◆ DIRECTIONS: The output is the line holding "Parse this screenshot: output" and all lines after it to the end of the records below; restate them unchanged and add nothing.

◆ AVAILABLE DATA:
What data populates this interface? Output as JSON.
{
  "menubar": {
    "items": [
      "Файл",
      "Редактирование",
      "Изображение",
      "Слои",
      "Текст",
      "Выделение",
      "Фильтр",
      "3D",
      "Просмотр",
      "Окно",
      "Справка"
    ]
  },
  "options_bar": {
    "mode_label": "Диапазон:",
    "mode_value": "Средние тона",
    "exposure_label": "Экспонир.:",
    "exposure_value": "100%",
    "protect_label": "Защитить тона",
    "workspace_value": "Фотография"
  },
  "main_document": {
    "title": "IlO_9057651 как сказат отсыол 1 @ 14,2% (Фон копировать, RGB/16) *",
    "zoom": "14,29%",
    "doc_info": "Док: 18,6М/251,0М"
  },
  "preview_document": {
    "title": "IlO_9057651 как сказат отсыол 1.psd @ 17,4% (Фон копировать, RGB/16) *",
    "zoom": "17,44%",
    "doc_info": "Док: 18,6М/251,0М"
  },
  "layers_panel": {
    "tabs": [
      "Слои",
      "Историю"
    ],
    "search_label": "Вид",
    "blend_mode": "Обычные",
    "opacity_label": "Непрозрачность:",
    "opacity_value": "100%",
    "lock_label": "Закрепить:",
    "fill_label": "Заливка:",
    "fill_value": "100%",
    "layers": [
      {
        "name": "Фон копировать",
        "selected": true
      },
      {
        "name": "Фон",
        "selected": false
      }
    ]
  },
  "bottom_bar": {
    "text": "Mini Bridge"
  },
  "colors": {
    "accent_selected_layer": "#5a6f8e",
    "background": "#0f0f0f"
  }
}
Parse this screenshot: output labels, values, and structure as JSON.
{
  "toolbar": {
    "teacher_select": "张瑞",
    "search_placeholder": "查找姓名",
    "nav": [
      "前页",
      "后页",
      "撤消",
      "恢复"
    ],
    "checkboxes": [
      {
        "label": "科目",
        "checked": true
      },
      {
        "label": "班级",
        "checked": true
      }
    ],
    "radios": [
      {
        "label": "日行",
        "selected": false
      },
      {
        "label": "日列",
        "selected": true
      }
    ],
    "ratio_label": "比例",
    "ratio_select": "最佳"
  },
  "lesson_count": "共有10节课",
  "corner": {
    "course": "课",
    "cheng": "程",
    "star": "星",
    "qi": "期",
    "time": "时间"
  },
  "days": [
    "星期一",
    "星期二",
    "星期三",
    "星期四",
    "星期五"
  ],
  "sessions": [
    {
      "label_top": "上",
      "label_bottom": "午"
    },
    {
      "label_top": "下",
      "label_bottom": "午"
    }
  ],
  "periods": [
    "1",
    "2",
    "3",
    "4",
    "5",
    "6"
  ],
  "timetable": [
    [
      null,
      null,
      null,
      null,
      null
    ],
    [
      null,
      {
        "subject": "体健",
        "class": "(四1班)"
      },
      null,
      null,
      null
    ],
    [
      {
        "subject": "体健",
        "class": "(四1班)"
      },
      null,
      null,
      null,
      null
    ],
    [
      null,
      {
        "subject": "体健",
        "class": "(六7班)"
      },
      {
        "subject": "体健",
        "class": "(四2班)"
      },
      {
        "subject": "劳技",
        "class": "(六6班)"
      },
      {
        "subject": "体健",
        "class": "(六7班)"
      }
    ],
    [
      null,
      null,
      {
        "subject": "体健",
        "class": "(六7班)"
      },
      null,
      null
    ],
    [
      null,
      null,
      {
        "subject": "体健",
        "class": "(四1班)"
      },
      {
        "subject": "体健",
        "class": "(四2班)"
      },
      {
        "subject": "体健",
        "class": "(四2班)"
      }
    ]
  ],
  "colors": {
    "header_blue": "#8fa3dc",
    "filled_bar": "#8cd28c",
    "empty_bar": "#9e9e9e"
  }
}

◆ REPLY TO THE TASK:
Parse this screenshot: output labels, values, and structure as JSON.
{
  "toolbar": {
    "teacher_select": "张瑞",
    "search_placeholder": "查找姓名",
    "nav": [
      "前页",
      "后页",
      "撤消",
      "恢复"
    ],
    "checkboxes": [
      {
        "label": "科目",
        "checked": true
      },
      {
        "label": "班级",
        "checked": true
      }
    ],
    "radios": [
      {
        "label": "日行",
        "selected": false
      },
      {
        "label": "日列",
        "selected": true
      }
    ],
    "ratio_label": "比例",
    "ratio_select": "最佳"
  },
  "lesson_count": "共有10节课",
  "corner": {
    "course": "课",
    "cheng": "程",
    "star": "星",
    "qi": "期",
    "time": "时间"
  },
  "days": [
    "星期一",
    "星期二",
    "星期三",
    "星期四",
    "星期五"
  ],
  "sessions": [
    {
      "label_top": "上",
      "label_bottom": "午"
    },
    {
      "label_top": "下",
      "label_bottom": "午"
    }
  ],
  "periods": [
    "1",
    "2",
    "3",
    "4",
    "5",
    "6"
  ],
  "timetable": [
    [
      null,
      null,
      null,
      null,
      null
    ],
    [
      null,
      {
        "subject": "体健",
        "class": "(四1班)"
      },
      null,
      null,
      null
    ],
    [
      {
        "subject": "体健",
        "class": "(四1班)"
      },
      null,
      null,
      null,
      null
    ],
    [
      null,
      {
        "subject": "体健",
        "class": "(六7班)"
      },
      {
        "subject": "体健",
        "class": "(四2班)"
      },
      {
        "subject": "劳技",
        "class": "(六6班)"
      },
      {
        "subject": "体健",
        "class": "(六7班)"
      }
    ],
    [
      null,
      null,
      {
        "subject": "体健",
        "class": "(六7班)"
      },
      null,
      null
    ],
    [
      null,
      null,
      {
        "subject": "体健",
        "class": "(四1班)"
      },
      {
        "subject": "体健",
        "class": "(四2班)"
      },
      {
        "subject": "体健",
        "class": "(四2班)"
      }
    ]
  ],
  "colors": {
    "header_blue": "#8fa3dc",
    "filled_bar": "#8cd28c",
    "empty_bar": "#9e9e9e"
  }
}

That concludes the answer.